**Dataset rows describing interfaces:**

━━━━━━

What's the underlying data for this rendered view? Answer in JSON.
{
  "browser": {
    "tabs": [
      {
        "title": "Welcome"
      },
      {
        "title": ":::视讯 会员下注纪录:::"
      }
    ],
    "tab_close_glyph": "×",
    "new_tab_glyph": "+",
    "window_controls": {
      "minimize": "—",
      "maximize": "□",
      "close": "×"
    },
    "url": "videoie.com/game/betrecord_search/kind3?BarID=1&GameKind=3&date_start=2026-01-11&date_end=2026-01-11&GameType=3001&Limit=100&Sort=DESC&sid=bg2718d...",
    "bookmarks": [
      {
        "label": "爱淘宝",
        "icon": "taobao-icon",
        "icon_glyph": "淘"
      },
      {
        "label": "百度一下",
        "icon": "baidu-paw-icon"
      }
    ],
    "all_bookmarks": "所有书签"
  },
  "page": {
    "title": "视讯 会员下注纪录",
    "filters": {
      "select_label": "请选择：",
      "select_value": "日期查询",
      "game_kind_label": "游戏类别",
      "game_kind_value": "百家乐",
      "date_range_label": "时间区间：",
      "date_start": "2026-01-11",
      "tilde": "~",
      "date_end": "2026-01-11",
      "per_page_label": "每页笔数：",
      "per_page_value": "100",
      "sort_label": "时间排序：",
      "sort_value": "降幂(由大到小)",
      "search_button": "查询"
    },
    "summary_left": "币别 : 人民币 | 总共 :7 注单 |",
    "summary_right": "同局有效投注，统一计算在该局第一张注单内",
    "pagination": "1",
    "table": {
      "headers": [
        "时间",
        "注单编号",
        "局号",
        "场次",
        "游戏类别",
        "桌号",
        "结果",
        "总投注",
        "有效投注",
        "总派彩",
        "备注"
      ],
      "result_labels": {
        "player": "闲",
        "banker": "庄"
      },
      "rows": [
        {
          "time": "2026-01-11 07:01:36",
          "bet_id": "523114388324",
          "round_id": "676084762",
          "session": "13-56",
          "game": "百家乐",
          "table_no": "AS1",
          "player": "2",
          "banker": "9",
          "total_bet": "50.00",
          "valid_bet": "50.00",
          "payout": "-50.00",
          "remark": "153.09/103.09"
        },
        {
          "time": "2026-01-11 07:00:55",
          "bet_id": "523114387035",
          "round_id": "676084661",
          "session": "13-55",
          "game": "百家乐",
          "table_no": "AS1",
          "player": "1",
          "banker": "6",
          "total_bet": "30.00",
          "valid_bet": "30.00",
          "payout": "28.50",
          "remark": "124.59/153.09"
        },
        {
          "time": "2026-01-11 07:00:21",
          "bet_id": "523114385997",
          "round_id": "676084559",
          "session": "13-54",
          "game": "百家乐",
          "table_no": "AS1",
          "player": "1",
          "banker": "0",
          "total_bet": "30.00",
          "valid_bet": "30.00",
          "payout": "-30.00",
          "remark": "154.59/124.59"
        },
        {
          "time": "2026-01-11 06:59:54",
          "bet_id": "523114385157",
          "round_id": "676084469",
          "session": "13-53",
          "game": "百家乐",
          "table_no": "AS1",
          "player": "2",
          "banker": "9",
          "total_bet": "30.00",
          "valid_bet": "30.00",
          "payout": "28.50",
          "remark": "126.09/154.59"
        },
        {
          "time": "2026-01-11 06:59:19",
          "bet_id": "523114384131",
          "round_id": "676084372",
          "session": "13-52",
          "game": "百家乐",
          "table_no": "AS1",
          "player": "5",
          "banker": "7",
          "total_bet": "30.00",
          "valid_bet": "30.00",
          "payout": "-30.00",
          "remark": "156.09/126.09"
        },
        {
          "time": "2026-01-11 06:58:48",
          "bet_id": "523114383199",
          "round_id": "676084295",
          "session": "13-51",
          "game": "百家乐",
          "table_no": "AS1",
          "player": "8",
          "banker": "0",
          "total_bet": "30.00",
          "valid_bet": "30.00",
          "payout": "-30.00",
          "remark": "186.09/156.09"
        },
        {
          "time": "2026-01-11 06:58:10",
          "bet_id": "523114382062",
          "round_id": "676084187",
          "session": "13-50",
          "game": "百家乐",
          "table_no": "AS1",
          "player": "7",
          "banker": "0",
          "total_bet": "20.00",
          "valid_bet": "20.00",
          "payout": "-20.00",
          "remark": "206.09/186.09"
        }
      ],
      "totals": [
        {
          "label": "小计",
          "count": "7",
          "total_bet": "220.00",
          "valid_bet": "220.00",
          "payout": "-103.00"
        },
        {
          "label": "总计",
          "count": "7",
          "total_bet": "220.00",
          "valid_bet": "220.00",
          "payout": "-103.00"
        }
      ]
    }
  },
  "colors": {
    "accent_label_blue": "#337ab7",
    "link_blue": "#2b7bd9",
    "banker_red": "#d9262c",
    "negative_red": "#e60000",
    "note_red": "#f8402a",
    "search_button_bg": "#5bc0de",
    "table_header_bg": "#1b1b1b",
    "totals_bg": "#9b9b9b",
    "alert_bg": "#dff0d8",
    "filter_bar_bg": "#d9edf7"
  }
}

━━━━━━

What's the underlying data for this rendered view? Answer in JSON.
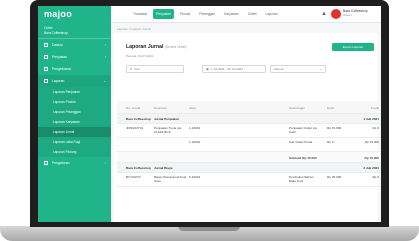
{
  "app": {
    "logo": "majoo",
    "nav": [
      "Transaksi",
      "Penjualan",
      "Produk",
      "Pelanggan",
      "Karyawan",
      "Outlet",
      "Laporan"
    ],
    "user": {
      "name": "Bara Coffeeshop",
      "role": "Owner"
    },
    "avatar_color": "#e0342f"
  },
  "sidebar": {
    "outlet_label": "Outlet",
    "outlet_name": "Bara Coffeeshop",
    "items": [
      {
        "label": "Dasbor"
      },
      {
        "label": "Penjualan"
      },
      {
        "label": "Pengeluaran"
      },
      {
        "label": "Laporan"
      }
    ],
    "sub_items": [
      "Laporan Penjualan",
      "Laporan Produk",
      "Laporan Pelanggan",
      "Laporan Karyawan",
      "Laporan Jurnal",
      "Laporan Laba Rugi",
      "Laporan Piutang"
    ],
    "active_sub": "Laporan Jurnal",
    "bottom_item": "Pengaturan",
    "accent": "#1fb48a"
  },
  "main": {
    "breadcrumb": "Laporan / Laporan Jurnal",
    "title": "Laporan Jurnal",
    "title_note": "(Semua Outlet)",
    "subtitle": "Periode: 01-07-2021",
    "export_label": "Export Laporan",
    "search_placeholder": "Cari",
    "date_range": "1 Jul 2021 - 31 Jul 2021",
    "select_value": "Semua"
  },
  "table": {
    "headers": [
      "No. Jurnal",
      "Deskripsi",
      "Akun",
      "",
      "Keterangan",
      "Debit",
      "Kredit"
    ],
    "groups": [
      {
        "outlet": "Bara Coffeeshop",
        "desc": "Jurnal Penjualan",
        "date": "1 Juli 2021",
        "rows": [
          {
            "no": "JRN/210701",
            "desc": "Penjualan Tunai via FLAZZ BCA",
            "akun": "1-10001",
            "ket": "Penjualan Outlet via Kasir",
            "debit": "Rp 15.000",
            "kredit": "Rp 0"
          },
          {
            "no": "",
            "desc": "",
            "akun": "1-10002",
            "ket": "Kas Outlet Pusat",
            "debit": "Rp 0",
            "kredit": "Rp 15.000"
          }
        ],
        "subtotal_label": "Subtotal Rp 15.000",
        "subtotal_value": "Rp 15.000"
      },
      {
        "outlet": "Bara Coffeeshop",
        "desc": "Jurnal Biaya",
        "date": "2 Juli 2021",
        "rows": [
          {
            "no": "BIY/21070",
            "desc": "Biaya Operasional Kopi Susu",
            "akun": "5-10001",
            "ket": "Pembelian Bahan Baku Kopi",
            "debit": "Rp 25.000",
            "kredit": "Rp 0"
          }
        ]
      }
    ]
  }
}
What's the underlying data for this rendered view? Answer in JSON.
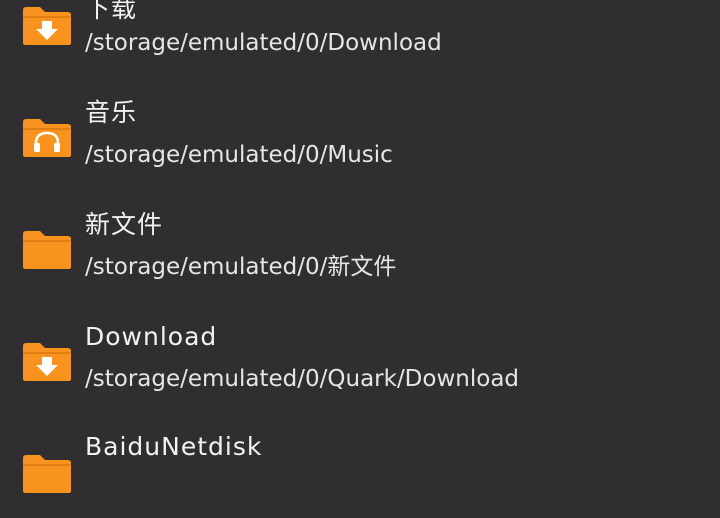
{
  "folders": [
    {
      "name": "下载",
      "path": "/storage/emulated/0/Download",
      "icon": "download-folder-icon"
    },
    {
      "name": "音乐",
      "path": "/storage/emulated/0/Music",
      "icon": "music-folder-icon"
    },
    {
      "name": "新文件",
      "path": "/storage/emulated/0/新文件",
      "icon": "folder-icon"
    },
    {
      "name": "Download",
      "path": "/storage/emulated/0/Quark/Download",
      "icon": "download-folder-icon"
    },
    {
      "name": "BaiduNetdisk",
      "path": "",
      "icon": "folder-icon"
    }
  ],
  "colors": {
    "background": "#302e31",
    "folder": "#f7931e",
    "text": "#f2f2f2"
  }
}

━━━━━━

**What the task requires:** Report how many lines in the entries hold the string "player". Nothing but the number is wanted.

**Your solution:** 8